Thoughts on IT Cost Cuttingpost by Chris Curran on July 19, 2010
During a recent business re-org, one of our long-time insurance clients took the opportunity to strengthen their enterprise IT function by centralizing it. One of their first orders of business is to review the IT estate for opportunities to simplify. Before I get into Diamond’s answer to this, I thought it would be interesting to see what others would do. So, I asked the Twitter #CIO crowd for their top 3 ideas for IT cost cutting. In addition to the tongue-in-cheek “Fire the CIO and CTO” answer, there were several good ideas offered. Thanks to @mcgoverntheory, @dougnewdick, @sethgrimes, @jtbauer, @elliotross, @vpsingh, @smith_marty and @chrisonea for their thoughts.
How To Cut IT Costs - CIO Twitter Community Perspective
- Eliminate buildings and promote telecommuting
- HW/SW maintenance and 3rd party licenses, telecom, virtualization and open source
- Not use process as substitute for competence
- Spend less on consulting
- Rigorously scrutinize business cases before and check the actual benefits after IT projects
- I had an IT boss who said he’d fire half his staff if he could. IT advisor replied (privately), Yes, the wrong half.
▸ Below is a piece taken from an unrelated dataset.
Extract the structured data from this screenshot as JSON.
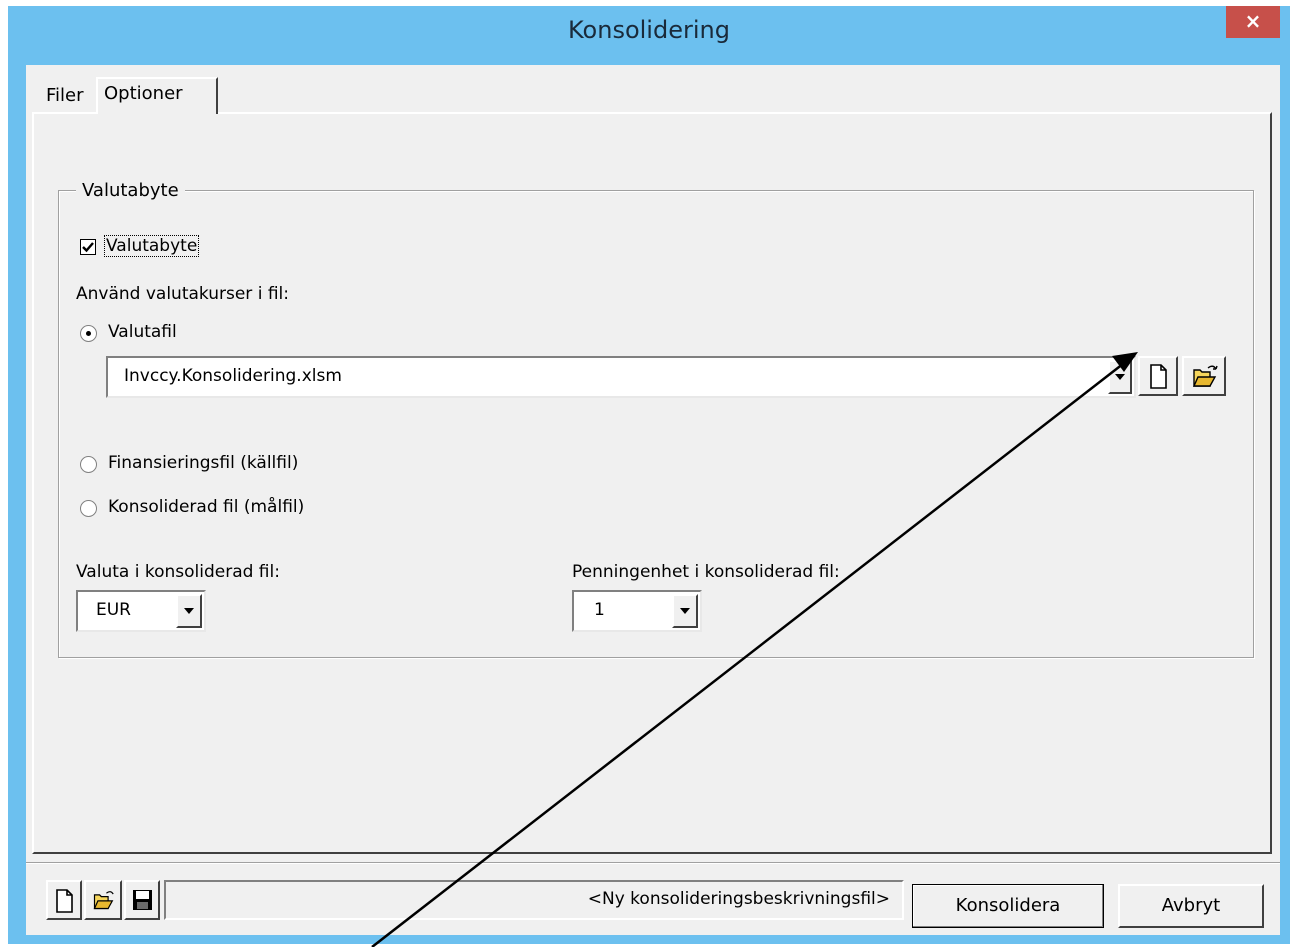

- Review all maintenance contracts, cut wasted spend
- We are looking at less space & more virtual teaming
- Would get virtual machines, and a tool to manage VM’s
To summarize these proposals, they center on spending less on physical assets, making better use of staff and more fully leveraging tools to work smarter.
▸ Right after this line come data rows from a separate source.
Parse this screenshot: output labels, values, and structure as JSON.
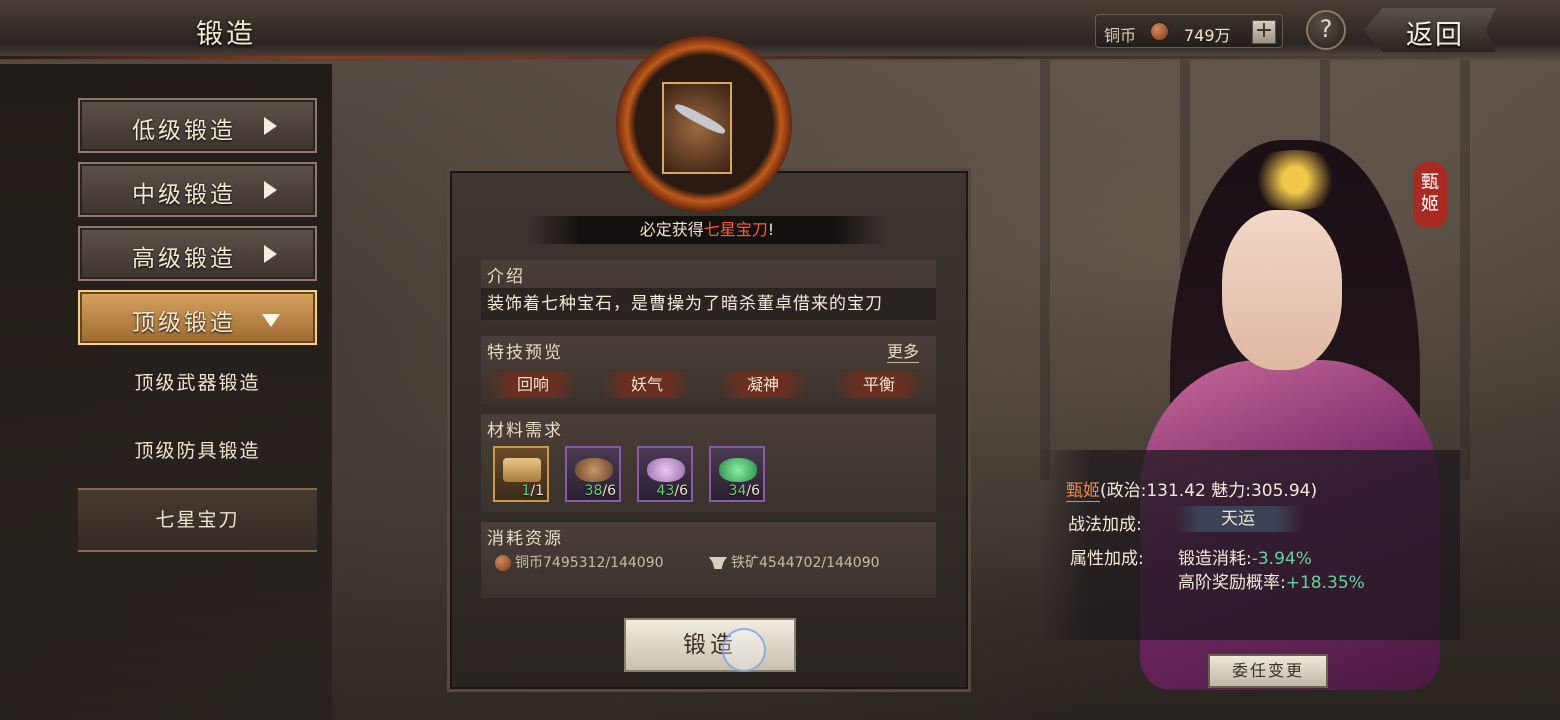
{
  "header": {
    "title": "锻造",
    "currency_label": "铜币",
    "currency_value": "749万",
    "help_label": "?",
    "back_label": "返回"
  },
  "sidebar": {
    "items": [
      {
        "label": "低级锻造",
        "expanded": false
      },
      {
        "label": "中级锻造",
        "expanded": false
      },
      {
        "label": "高级锻造",
        "expanded": false
      },
      {
        "label": "顶级锻造",
        "expanded": true
      }
    ],
    "subitems": [
      {
        "label": "顶级武器锻造"
      },
      {
        "label": "顶级防具锻造"
      },
      {
        "label": "七星宝刀",
        "selected": true
      }
    ]
  },
  "forge": {
    "banner_prefix": "必定获得",
    "banner_item": "七星宝刀",
    "banner_suffix": "!",
    "intro_title": "介绍",
    "intro_text": "装饰着七种宝石，是曹操为了暗杀董卓借来的宝刀",
    "skills_title": "特技预览",
    "more_label": "更多",
    "skills": [
      "回响",
      "妖气",
      "凝神",
      "平衡"
    ],
    "materials_title": "材料需求",
    "materials": [
      {
        "icon": "scroll-icon",
        "have": "1",
        "need": "/1"
      },
      {
        "icon": "ore-brown-icon",
        "have": "38",
        "need": "/6"
      },
      {
        "icon": "ore-pink-icon",
        "have": "43",
        "need": "/6"
      },
      {
        "icon": "ore-green-icon",
        "have": "34",
        "need": "/6"
      }
    ],
    "resources_title": "消耗资源",
    "resources": [
      {
        "icon": "copper-coin-icon",
        "text": "铜币7495312/144090"
      },
      {
        "icon": "anvil-icon",
        "text": "铁矿4544702/144090"
      }
    ],
    "forge_button": "锻造"
  },
  "character": {
    "tag": "甄姬",
    "name": "甄姬",
    "attrs": "(政治:131.42 魅力:305.94)",
    "tactic_label": "战法加成:",
    "tactic_value": "天运",
    "bonus_label": "属性加成:",
    "bonus1_label": "锻造消耗:",
    "bonus1_value": "-3.94%",
    "bonus2_label": "高阶奖励概率:",
    "bonus2_value": "+18.35%",
    "assign_button": "委任变更"
  },
  "colors": {
    "accent_gold": "#d7a460",
    "highlight_red": "#ff5a3a",
    "positive_green": "#6ad0a0"
  }
}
Diamond’s IT Cost Optimization Framework
Most CIOs I talk with think they can improve process consistency, reduce or eliminate lower priority initiatives and get higher levels of productivity while reducing costs through simplification. This is a big goal, but one I have seen some do successfully as long as they do the right things in setting up, building accountability for a staffing the resulting roadmaps.
We think that there are four basic techniques leaders have to lower overall IT cost - we have seen some real improvements as some of our clients have applied them.
- Environment Simplification
A banking client reduced the complexity of its deposit process by 75% to reduce the number of systems to two.
- IT Organization Design & Sourcing
A major school district established a competitive bid process which resulted in negotiated savings of over 15%.
- IT Spend Analysis & Portfolio Management
A major North American insurer analyzed its IT spend and was able to reallocate $300M in “non-discretionary” spend to strategic projects.
- Delivery Throughput
A financial services company implemented an SDLC framework to move to a more mature level of process discipline using CMMI, and standardize the competency requirements of solution delivery staff and expect a 10-20% improvement in project delivery efficiency.
Simplifying the IT estate is something that many organizations wait to do, resulting in something my partner Paul Blase calls “waxy buildup.” Whether you wait 3-5 years or more between clean-ups or try to keep the house tidy every year is your choice. In either case, I hope that this framework helps you get your house in order.
cc licensed flickr photo shared by mullica
Pingback: Closing the Expectations Gap with Business Stakeholders â€” CIO Dashboard()